A bitter divorce case in Texas involving the custody of seven-year-old twin boys has turned toxic after the parents began disputing whether one of them is transgender. It has become a test case for the legitimacy of transgender medicine for children.
The father, Jeff Younger, argues that his son, James, identifies with his biological sex. The mother, Anne Georgulas, a paediatrician, argues that James is really a girl and demands that he be called Luna. . . [Full text]
WICHITA FALLS, Texas – By annulling an Obama administration requirement that doctors perform gender transition procedures or treatments, as well as abortions, a federal judge in Texas has upheld the conscience rights of medical professionals across the nation, said a lawyer for plaintiffs in the case.
“It is critically important that doctors are able to continue serving patients in keeping with their consciences and their professional medical judgment, especially when it comes to the personal health choices of families and children,” said Luke Goodrich, vice president and senior counsel at Becket, a Washington-based nonprofit religious liberty law firm. . . [Full text]
WASHINGTON, Oct. 15, 2019 /Standard Newswire/ — The Christian Medical Association, the nation’s largest faith-based professional medical organization, responded today to their victory in federal court for the conscience rights of medical professionals.
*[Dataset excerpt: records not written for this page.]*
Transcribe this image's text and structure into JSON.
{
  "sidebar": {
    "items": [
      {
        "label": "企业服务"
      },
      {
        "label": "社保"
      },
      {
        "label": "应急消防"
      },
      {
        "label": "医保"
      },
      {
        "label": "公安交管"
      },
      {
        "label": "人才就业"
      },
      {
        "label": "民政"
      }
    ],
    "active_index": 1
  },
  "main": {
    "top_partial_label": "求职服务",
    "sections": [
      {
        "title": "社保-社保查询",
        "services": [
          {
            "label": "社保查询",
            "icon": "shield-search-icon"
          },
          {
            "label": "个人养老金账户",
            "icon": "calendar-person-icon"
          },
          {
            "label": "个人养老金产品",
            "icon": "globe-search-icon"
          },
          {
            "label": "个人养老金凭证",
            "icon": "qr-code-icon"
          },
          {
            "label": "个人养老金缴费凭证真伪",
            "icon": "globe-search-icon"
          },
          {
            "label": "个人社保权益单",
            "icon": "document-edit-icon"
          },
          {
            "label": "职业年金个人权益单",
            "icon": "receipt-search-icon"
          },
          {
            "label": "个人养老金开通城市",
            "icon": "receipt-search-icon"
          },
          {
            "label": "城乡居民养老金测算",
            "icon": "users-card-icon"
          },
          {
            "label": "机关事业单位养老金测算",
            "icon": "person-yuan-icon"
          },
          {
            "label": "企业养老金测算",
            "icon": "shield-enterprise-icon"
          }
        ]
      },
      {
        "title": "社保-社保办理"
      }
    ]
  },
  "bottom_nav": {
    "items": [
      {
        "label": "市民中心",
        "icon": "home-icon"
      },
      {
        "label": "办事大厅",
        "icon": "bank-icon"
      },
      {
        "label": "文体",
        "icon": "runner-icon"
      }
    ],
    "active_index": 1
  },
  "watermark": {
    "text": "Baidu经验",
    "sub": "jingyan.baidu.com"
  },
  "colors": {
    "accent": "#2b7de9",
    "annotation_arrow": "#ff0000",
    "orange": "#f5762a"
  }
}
The case, Franciscan Alliance v. Azar, sought relief from a 2016 federal regulation that threatened to drive religious doctors out of practice if they would not perform gender-transition procedures that violate their medical judgment and beliefs. Today’s ruling struck down the rule.
CMA CEO Dr. Michael Chupp noted, “Today’s victory in our federal court case in Texas against government coercion means doctors can continue to exercise medical judgment and ethical care based upon sound medical evidence and Hippocratic standards of patient care instead of any ideology. As our national polling has proven, doctors of faith endeavor to care for all patients regardless of whether or not we agree with their choices or values. But we need the freedom to exercise medical judgment and conscience convictions in order to practice medicine ethically and to provide the best and safest care to our patients.”
CMA Vice President for Government Relations and Director of Freedom2Care Jonathan Imbody added, “We are thankful for Becket’s excellent representation of our membership and their cogent presentation to the court of the legal grounds for this decision, which included the Religious Freedom Restoration Act. That law provides essential protections against the current drive to replace religious freedom with ideological coercion, and we must resist all attempts to nullify the law and its protections consistent with our First Amendment.”
Becket is also currently fighting for the conscience rights of religious doctors on behalf of Dr. Regina Frost and the Christian Medical Association, in another case, New York v. HHS.
Freedom2Care conscience polling: www.freedom2care.org/polling
CONTACT: Margie Shealy, 888-230-2637, 423-341-4254 cell, firstname.lastname@example.org
The Nevada Independent
Republican gubernatorial candidate and Attorney General Adam Laxalt has signed on to a letter supporting a new set of regulations that aims to protect health workers who don’t want to perform abortions, help transgender patients transition or take other actions because of religious or moral objections.
Laxalt joined 16 other attorneys general in signing the March 27 letter to Alex Azar, secretary of the U.S. Department of Health and Human Services. The letter lauds the “Protecting Statutory Conscience Rights in Health Care; Delegations of Authority” regulations, saying it’s important to return to obeying conscience protections enacted by Congress and restore the rule of law in Washington. . . [Full Text]
Cuando la conciencia molesta a la ley
A finales de 2010, en la Asamblea Parlamentaria del Consejo de Europa (PACE) se presentó un informe de su Comisión de Asuntos Sociales, Salud y Familia en el que expresaba su profunda preocupación por el problema de la “objeción de conciencia no regulada” en Europa. El Comité propuso que los Estados adoptaran “una regulación integral y clara” para hacer frente a este problema. . .[aceprensa]